Sustainable development ensures that the resources used meet the present and future needs. Currently, majority of the countries rely on high-carbon economic models which place the planet in danger. Future economic programs should focus on low-carbon models that create a tidy environment and new markets.

Society’s Impact on the Environment

Historically, humans and the environment are dependent on one another. Human activities can preserve or destroy the environment but we should not forget that they have already led to many intricacies and environmental degradation. In its turn, this has resulted in the need to manage the environment to provide goods and services which meet human needs and can foster economic success. Human activities lead to a rise in the greenhouse levels, particularly the level of atmospheric carbon dioxide.

Greenhouse gases act as a blanket since they retain the earth’s heat, causing a rise in the earth’s temperatures.

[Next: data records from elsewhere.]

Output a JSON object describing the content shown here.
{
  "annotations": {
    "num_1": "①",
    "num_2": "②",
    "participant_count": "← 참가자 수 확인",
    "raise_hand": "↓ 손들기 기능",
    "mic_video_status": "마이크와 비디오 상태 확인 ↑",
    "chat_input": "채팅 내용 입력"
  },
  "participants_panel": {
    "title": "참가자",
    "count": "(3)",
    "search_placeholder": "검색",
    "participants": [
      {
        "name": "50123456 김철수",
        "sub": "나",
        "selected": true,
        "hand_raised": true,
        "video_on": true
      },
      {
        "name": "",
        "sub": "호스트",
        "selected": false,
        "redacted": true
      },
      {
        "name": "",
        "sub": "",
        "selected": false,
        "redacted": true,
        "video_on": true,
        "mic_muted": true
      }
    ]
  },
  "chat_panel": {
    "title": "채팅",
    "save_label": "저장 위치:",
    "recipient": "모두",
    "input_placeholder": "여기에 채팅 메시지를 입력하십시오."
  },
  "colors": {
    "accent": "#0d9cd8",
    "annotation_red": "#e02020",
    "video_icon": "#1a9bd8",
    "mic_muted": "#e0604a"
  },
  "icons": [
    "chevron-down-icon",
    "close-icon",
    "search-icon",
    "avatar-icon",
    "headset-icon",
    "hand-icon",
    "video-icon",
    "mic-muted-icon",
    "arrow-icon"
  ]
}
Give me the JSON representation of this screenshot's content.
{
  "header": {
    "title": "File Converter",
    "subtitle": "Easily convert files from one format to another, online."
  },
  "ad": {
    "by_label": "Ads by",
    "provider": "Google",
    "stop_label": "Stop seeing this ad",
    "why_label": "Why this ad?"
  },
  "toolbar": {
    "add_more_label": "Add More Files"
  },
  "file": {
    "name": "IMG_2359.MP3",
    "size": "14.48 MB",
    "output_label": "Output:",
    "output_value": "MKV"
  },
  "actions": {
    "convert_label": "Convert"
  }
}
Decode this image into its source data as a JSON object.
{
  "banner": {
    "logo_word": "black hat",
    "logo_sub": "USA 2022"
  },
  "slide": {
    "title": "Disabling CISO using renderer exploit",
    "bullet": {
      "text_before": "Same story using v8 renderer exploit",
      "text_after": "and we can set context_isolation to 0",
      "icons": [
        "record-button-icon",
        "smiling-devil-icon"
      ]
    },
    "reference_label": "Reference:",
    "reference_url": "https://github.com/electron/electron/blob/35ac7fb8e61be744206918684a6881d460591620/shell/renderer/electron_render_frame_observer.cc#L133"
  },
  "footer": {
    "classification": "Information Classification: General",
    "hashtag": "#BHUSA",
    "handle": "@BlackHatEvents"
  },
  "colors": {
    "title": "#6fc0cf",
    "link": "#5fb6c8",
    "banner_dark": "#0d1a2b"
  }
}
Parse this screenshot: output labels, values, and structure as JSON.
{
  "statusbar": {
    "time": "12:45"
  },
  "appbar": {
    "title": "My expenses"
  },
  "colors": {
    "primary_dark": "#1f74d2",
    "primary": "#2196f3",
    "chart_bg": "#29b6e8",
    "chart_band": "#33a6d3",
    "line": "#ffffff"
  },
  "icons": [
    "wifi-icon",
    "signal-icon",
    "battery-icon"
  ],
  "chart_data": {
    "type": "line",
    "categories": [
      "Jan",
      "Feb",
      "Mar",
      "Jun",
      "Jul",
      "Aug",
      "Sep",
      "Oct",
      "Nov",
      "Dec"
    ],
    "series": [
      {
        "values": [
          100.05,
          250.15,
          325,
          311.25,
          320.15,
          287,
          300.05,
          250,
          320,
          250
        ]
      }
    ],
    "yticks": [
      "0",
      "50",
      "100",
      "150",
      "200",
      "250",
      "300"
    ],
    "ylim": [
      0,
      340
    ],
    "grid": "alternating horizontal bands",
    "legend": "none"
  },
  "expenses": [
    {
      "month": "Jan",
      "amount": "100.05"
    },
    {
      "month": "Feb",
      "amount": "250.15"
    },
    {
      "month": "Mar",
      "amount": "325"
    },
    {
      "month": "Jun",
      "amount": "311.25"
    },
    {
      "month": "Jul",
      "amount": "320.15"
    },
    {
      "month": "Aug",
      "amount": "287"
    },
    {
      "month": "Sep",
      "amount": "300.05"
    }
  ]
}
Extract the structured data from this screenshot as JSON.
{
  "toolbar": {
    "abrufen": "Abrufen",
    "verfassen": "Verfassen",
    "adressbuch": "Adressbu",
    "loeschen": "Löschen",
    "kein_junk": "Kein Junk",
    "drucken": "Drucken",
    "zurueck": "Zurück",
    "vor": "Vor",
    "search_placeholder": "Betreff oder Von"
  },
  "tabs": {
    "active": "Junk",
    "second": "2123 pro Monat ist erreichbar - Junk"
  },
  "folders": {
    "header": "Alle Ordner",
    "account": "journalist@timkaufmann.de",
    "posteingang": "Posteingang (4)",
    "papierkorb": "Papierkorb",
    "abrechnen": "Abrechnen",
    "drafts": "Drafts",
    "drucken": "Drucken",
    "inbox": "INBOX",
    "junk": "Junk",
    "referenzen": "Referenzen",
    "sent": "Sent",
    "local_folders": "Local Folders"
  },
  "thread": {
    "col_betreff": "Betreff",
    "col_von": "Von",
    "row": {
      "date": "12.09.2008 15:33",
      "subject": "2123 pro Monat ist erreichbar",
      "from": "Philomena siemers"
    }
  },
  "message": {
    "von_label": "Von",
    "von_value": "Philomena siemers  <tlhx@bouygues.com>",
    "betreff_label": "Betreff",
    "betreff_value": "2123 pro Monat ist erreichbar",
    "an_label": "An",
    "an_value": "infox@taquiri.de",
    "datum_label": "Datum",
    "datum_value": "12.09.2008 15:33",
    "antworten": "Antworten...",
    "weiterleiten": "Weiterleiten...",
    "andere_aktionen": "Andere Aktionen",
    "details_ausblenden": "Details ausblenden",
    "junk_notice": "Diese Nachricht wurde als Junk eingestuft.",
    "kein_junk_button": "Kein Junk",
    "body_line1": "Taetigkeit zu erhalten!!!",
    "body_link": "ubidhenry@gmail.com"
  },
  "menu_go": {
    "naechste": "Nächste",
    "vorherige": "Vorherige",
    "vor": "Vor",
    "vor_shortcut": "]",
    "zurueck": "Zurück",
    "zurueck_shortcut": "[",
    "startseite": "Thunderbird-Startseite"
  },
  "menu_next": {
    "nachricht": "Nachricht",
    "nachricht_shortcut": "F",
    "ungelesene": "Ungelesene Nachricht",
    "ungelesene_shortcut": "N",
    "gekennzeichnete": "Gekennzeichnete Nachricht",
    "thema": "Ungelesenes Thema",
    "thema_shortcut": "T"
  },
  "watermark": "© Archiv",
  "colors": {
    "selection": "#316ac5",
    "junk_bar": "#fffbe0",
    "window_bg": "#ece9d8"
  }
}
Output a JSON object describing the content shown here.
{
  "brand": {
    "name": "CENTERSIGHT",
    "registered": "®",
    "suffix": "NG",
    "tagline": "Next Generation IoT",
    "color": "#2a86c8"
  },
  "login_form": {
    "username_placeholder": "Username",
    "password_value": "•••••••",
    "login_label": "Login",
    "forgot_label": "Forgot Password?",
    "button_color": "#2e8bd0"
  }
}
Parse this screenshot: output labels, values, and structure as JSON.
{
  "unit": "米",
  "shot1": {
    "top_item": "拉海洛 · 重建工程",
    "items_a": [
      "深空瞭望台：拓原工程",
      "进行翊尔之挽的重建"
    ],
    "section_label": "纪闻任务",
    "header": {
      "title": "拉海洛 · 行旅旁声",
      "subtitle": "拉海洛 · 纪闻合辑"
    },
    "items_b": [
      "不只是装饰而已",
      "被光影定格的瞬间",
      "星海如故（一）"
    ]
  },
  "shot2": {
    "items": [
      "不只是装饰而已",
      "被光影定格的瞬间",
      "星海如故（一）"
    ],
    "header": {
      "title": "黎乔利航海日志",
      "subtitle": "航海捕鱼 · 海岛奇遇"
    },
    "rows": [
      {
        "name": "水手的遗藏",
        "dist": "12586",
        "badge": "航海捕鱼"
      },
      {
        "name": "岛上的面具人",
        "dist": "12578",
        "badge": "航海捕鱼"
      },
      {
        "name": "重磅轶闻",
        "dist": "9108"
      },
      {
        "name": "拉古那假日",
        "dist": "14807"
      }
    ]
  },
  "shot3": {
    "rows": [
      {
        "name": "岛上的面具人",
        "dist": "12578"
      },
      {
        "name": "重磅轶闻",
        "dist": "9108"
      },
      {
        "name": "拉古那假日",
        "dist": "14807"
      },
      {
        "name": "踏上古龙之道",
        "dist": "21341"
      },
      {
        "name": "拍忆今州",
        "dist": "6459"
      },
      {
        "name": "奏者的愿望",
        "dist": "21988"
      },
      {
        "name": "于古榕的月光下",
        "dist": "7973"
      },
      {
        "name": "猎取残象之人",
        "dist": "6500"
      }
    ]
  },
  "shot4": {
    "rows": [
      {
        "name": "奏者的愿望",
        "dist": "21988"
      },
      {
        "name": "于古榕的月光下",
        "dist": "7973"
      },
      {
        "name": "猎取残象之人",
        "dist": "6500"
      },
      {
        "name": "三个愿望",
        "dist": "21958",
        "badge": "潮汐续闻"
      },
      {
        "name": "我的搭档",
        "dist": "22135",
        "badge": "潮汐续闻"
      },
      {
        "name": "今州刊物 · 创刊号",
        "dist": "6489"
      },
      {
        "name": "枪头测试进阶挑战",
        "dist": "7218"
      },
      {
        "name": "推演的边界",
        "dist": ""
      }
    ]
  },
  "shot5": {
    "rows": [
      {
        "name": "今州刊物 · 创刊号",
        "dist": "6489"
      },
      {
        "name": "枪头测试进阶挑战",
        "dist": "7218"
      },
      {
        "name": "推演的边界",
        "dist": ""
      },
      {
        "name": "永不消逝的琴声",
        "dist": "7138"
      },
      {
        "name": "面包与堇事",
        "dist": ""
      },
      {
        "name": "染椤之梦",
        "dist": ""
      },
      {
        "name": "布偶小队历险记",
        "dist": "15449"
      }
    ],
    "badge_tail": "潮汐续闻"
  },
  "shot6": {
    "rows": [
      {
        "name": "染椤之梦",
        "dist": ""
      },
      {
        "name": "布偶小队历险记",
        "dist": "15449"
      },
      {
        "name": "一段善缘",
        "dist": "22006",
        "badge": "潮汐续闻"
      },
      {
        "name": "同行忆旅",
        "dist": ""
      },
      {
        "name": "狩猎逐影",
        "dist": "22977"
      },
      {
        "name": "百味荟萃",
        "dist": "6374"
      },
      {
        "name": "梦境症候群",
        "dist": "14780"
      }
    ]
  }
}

Human related activities such as deforestation and burning of fossils are the main reason of increasing levels of the greenhouse gases. This has led to loss of moisture, lowering of water tables and drought. This has devastating effects on agriculture. Another effect is the spring up of wildfires which affects the timber industry. The net effect would be a decrease in revenues accrued per year.

Firms and governments can militate against the effects of global warming and climate change (Giddens, 2009, p. 5). For example, they can shift to use renewable energy sources. This would create new markets for this technology. Governments should invest in clean technology to curb the overreliance on fossil fuels (Giddens, 2009, p. 5). By doing so, they will capture the economic possibilities that lie in wait as the world transits to the use of clean energy. This will not only make them competitive, but also create jobs and provide possibility to make money from the emerging markets.

Conclusion

Future economic and energy policies should have climate as the centerpiece. Economic programs should focus on sustainable approach to development. The environmental and social consequences associated with global warming and climate change will have a massive economic impact on the future generations. It is the reason why the millennium development goals recognize the importance of environmental sustainability on the economic and social wellbeing. Overexploitation of natural resources harms vulnerable societies that rely on natural resources for their livelihoods (Ginley & Cahen, 2011, p. 106). Mankind needs to ensure that the use of materials and resources does not harm the environment and human health.

References

Dincer, I., & Rosen, M. A. (1999). Energy, environment and sustainable development. Applied energy, 64 (4), 427-440.

Giddens, A. (2009). Politics of Climate Change. Cambridge: Poility.

Ginley, D. S., & Cahen, D. (2011). Fundamentals of Materials for Energy and Environmental Sustainability. Cambridge: Cambridge University Press.

Kaya, Y., & Yokobori, K. (1997). Environment, Energy, and Economy: Strategies for Sustainability. Shibuya-ku, Tokyo: United Nations University Press.

Maslin, M. (2007). Global Warming: Causes, effects and the future. MBI publishing company.

Root, T. L., Price, J. T., Hall, K. R., Schneider, S. H., Rosenzweig, C., & Pounds, A. (2003). Fingerprints of global warming on wild animals and plants. Nature, 421 (1), 57-60.

Rosenzweig, C., & Parry, M. (1994). Potential impact of climate change on world food supply. Nature publishing group, pp. 367, 133-138.

Webber, M. (2002). The economic impact of global warming. Web.